[Dataset items]
********************
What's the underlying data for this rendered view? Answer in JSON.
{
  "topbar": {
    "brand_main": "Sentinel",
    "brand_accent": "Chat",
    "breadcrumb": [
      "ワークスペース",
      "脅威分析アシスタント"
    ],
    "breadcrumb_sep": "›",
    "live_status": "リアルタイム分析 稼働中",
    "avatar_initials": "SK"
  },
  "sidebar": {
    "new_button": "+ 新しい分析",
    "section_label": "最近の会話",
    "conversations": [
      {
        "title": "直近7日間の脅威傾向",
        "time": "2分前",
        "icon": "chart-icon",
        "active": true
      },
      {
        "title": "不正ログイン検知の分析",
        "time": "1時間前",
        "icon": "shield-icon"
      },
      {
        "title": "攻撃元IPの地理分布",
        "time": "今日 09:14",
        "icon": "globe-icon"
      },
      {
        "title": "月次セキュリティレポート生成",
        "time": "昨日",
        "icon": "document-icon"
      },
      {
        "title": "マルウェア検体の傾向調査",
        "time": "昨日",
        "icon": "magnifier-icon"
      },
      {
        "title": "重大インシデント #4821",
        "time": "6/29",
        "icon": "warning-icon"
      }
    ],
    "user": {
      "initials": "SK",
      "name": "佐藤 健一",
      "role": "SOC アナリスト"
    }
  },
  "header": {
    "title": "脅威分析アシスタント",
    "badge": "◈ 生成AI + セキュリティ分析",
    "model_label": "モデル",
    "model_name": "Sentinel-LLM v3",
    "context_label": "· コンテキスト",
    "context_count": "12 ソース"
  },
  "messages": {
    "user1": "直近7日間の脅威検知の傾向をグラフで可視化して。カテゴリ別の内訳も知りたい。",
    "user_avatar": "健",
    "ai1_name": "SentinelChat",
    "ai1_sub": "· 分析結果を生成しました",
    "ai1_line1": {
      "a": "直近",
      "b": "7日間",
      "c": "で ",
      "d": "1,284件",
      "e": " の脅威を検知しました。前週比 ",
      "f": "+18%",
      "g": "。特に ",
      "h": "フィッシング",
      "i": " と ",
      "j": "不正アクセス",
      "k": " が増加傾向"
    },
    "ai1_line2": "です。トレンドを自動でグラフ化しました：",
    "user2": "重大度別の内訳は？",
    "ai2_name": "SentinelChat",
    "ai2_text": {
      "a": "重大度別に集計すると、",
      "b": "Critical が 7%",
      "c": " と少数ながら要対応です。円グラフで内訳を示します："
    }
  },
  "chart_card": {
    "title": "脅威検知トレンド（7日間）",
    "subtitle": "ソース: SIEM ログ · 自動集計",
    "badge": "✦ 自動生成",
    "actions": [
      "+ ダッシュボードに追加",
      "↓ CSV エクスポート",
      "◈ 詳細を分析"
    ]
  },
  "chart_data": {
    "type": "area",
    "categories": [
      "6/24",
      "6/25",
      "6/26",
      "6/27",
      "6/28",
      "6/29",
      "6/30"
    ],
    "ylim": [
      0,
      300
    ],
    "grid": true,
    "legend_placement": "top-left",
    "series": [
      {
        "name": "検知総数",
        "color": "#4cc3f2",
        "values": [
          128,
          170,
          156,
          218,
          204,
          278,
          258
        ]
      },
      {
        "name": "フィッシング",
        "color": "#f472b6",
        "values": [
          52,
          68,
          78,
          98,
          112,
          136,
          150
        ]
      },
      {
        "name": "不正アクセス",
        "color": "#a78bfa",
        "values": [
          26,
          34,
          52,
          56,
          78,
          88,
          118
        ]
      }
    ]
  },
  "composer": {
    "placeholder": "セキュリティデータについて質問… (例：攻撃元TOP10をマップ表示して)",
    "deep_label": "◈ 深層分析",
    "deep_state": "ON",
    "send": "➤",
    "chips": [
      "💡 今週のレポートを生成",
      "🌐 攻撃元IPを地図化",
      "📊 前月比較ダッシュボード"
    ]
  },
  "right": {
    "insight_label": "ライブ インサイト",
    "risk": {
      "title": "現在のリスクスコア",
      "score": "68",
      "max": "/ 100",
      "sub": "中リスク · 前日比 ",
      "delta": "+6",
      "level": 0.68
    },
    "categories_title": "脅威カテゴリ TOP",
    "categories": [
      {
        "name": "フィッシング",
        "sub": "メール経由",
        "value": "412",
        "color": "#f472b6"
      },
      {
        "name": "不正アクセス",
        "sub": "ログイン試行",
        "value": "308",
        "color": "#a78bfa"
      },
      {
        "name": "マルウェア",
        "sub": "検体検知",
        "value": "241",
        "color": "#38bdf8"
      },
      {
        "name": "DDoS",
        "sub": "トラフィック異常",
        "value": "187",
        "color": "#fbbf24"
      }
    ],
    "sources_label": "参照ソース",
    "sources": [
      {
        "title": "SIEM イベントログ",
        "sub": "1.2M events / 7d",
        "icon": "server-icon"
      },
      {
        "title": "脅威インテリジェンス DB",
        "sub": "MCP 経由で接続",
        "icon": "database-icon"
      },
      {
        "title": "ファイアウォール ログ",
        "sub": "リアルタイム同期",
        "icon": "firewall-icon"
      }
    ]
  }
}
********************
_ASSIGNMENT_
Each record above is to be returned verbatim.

_RESULT OF THIS TASK_
What's the underlying data for this rendered view? Answer in JSON.
{
  "topbar": {
    "brand_main": "Sentinel",
    "brand_accent": "Chat",
    "breadcrumb": [
      "ワークスペース",
      "脅威分析アシスタント"
    ],
    "breadcrumb_sep": "›",
    "live_status": "リアルタイム分析 稼働中",
    "avatar_initials": "SK"
  },
  "sidebar": {
    "new_button": "+ 新しい分析",
    "section_label": "最近の会話",
    "conversations": [
      {
        "title": "直近7日間の脅威傾向",
        "time": "2分前",
        "icon": "chart-icon",
        "active": true
      },
      {
        "title": "不正ログイン検知の分析",
        "time": "1時間前",
        "icon": "shield-icon"
      },
      {
        "title": "攻撃元IPの地理分布",
        "time": "今日 09:14",
        "icon": "globe-icon"
      },
      {
        "title": "月次セキュリティレポート生成",
        "time": "昨日",
        "icon": "document-icon"
      },
      {
        "title": "マルウェア検体の傾向調査",
        "time": "昨日",
        "icon": "magnifier-icon"
      },
      {
        "title": "重大インシデント #4821",
        "time": "6/29",
        "icon": "warning-icon"
      }
    ],
    "user": {
      "initials": "SK",
      "name": "佐藤 健一",
      "role": "SOC アナリスト"
    }
  },
  "header": {
    "title": "脅威分析アシスタント",
    "badge": "◈ 生成AI + セキュリティ分析",
    "model_label": "モデル",
    "model_name": "Sentinel-LLM v3",
    "context_label": "· コンテキスト",
    "context_count": "12 ソース"
  },
  "messages": {
    "user1": "直近7日間の脅威検知の傾向をグラフで可視化して。カテゴリ別の内訳も知りたい。",
    "user_avatar": "健",
    "ai1_name": "SentinelChat",
    "ai1_sub": "· 分析結果を生成しました",
    "ai1_line1": {
      "a": "直近",
      "b": "7日間",
      "c": "で ",
      "d": "1,284件",
      "e": " の脅威を検知しました。前週比 ",
      "f": "+18%",
      "g": "。特に ",
      "h": "フィッシング",
      "i": " と ",
      "j": "不正アクセス",
      "k": " が増加傾向"
    },
    "ai1_line2": "です。トレンドを自動でグラフ化しました：",
    "user2": "重大度別の内訳は？",
    "ai2_name": "SentinelChat",
    "ai2_text": {
      "a": "重大度別に集計すると、",
      "b": "Critical が 7%",
      "c": " と少数ながら要対応です。円グラフで内訳を示します："
    }
  },
  "chart_card": {
    "title": "脅威検知トレンド（7日間）",
    "subtitle": "ソース: SIEM ログ · 自動集計",
    "badge": "✦ 自動生成",
    "actions": [
      "+ ダッシュボードに追加",
      "↓ CSV エクスポート",
      "◈ 詳細を分析"
    ]
  },
  "chart_data": {
    "type": "area",
    "categories": [
      "6/24",
      "6/25",
      "6/26",
      "6/27",
      "6/28",
      "6/29",
      "6/30"
    ],
    "ylim": [
      0,
      300
    ],
    "grid": true,
    "legend_placement": "top-left",
    "series": [
      {
        "name": "検知総数",
        "color": "#4cc3f2",
        "values": [
          128,
          170,
          156,
          218,
          204,
          278,
          258
        ]
      },
      {
        "name": "フィッシング",
        "color": "#f472b6",
        "values": [
          52,
          68,
          78,
          98,
          112,
          136,
          150
        ]
      },
      {
        "name": "不正アクセス",
        "color": "#a78bfa",
        "values": [
          26,
          34,
          52,
          56,
          78,
          88,
          118
        ]
      }
    ]
  },
  "composer": {
    "placeholder": "セキュリティデータについて質問… (例：攻撃元TOP10をマップ表示して)",
    "deep_label": "◈ 深層分析",
    "deep_state": "ON",
    "send": "➤",
    "chips": [
      "💡 今週のレポートを生成",
      "🌐 攻撃元IPを地図化",
      "📊 前月比較ダッシュボード"
    ]
  },
  "right": {
    "insight_label": "ライブ インサイト",
    "risk": {
      "title": "現在のリスクスコア",
      "score": "68",
      "max": "/ 100",
      "sub": "中リスク · 前日比 ",
      "delta": "+6",
      "level": 0.68
    },
    "categories_title": "脅威カテゴリ TOP",
    "categories": [
      {
        "name": "フィッシング",
        "sub": "メール経由",
        "value": "412",
        "color": "#f472b6"
      },
      {
        "name": "不正アクセス",
        "sub": "ログイン試行",
        "value": "308",
        "color": "#a78bfa"
      },
      {
        "name": "マルウェア",
        "sub": "検体検知",
        "value": "241",
        "color": "#38bdf8"
      },
      {
        "name": "DDoS",
        "sub": "トラフィック異常",
        "value": "187",
        "color": "#fbbf24"
      }
    ],
    "sources_label": "参照ソース",
    "sources": [
      {
        "title": "SIEM イベントログ",
        "sub": "1.2M events / 7d",
        "icon": "server-icon"
      },
      {
        "title": "脅威インテリジェンス DB",
        "sub": "MCP 経由で接続",
        "icon": "database-icon"
      },
      {
        "title": "ファイアウォール ログ",
        "sub": "リアルタイム同期",
        "icon": "firewall-icon"
      }
    ]
  }
}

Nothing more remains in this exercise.